Tuesday, January 19, 2010

A harm reduction conundrum in the land of prohibition: When is education as bad as advertising?

In the late 1970s, some American psychiatrists saw that powder cocaine sniffing was not a terribly dangerous practice. But they became aware of how addictive cocaine base smoking was. At first they dismissed as hysterical the reports from professional colleagues in Peru and Bolivia about the devastating practice of smoking coca paste or basuco. Then American researchers there confirmed the intense addiction, and occasions of hallucinations and psychosis that were found.

They faced a dilemma. Educate drug abuse prevention and treatment professionals about the phenomenon, but risk the substantial likelihood that the press would run wild with scare stories that would attract many Americans who were sniffing cocaine to the intense feelings of pleasure that base smoking creates, leading to a cocaine abuse epidemic.
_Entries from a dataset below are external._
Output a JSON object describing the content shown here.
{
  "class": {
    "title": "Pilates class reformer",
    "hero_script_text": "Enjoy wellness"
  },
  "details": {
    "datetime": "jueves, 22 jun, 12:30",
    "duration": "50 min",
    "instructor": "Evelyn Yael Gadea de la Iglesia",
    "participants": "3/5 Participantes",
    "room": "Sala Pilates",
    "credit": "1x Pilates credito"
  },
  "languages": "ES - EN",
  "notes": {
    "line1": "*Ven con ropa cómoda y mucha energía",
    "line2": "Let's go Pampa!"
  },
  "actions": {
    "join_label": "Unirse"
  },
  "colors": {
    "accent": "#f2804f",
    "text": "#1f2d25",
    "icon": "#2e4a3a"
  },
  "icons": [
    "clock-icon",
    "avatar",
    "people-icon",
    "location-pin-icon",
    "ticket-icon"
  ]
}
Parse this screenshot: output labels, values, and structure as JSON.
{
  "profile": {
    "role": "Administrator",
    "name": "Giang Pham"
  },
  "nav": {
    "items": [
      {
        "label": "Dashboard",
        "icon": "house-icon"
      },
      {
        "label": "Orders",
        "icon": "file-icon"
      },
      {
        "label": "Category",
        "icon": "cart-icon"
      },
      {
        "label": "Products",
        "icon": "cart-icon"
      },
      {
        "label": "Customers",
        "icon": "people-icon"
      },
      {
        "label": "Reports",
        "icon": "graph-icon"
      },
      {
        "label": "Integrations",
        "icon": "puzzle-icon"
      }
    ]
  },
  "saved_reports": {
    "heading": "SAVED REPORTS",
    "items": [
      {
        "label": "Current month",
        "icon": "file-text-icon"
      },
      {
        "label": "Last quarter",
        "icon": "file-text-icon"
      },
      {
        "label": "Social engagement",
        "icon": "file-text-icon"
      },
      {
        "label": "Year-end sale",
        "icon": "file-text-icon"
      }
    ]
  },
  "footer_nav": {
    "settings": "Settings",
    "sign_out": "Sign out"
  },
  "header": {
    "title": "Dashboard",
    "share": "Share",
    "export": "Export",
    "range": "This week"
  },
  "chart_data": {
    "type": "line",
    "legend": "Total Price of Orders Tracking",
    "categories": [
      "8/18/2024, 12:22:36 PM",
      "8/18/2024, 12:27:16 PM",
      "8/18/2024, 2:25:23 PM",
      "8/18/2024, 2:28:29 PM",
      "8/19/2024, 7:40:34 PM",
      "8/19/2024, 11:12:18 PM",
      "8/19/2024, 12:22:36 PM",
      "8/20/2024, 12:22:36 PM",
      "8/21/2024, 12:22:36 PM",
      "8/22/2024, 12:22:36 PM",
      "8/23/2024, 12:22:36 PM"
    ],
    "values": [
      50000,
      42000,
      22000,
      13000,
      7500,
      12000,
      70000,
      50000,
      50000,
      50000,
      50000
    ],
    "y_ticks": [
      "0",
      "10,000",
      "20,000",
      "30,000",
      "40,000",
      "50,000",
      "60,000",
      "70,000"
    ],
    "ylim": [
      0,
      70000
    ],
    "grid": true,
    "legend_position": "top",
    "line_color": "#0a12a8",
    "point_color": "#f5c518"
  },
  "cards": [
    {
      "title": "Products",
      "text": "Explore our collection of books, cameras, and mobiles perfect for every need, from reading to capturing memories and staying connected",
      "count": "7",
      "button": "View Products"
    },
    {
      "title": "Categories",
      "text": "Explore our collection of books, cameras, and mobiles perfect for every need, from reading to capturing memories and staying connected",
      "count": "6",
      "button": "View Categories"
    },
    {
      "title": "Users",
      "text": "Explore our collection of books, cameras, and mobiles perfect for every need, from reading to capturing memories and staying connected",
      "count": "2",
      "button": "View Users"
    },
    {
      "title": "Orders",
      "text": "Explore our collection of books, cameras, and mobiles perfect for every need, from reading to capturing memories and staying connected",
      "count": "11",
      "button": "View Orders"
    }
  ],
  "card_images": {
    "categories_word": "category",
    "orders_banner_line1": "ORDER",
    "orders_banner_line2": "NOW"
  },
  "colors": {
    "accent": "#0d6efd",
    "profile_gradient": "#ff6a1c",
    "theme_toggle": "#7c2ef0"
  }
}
Or keep quiet about the phenomenon hoping to minimize or delay the spread the phenomenon. In six or seven years, base smoking -- a/k/a crack smoking -- was spreading widely throughout the nation. (Was this delay a success or a failure?)

Gary Webb wrote about this in the first chapter of his 1998 opus, Dark Alliance: The CIA, The Contras, and the Crack Cocaine Explosion.

Other features of the crack epidemic, of course, were the changes in drug enforcement policies and strategies that discouraged marijuana exports from Colombia and Mexico in favor of cocaine export, the economic dislocations of the 1982 recession. These were the changes in production, distribution and among users identified by Michael Agar in flow theory as the factors leading to an epidemic.

There is a contemporary harm reduction conundrum as Earth and Fire Erowid observe in their June 2009 analysis "Spice & Spin-offs: Prohibition's High-Tech Cannabis Substitutes". Spice is a material that purports to be legal herbs, sold as incense and "Not For Human Consumption," but whose fraudulent labels fail to mention hard to identify, synthetic compounds it seems to contain such as HU-210, JWH-018, and/or an unnamed homolog of the cannabinoid agonist CP 47,497.

"The Spice phenomenon gives us a glimpse of the complexities to be faced in the future when providing harm-reduction and health information for an ever-shifting, ever-expanding profusion of psychoactive drugs, drug combinations, and technologies.
"Spice is a fascinating test case for unusually potent drugs of the future. The Spice story is part sci-fi, part Prohibition-style bootlegging, and part crass commercial venture. This new generation of recreational "research chemical" cannabinoids and cannabinomimetics are in the first wave of high-tech crypto drugs, more of which may be just around the corner. The evolutionary pressures of the last century have created a climate where new potent drugs are not only obscured, but obfuscated using specialized technical knowledge that even expert laboratories have difficulty sorting through."

What is the likelihood that the manufacturers and distributors of "spice" can replicate the enormous scale of distribution we witnessed with marijuana in the 1960s and 1970s, cocaine in the 1980s, and MDMA in the 1990s? It depends on production costs, profit potentials, catching the criminal wave of production, and the cultural wave of desire. With marijuana, cocaine and MDMA, at least the distributors were upfront about what the drug was, or was supposed to be. With "spice," the manufacturers and distributors aren't even telling what the active drug is! The potential for a lot of people to get hurt is that much greater.

Prohibition is dangerous! Sorry, that was so obvious.

Sphere: Related Content

1 comment:

Anonymous said...

nice post. thanks.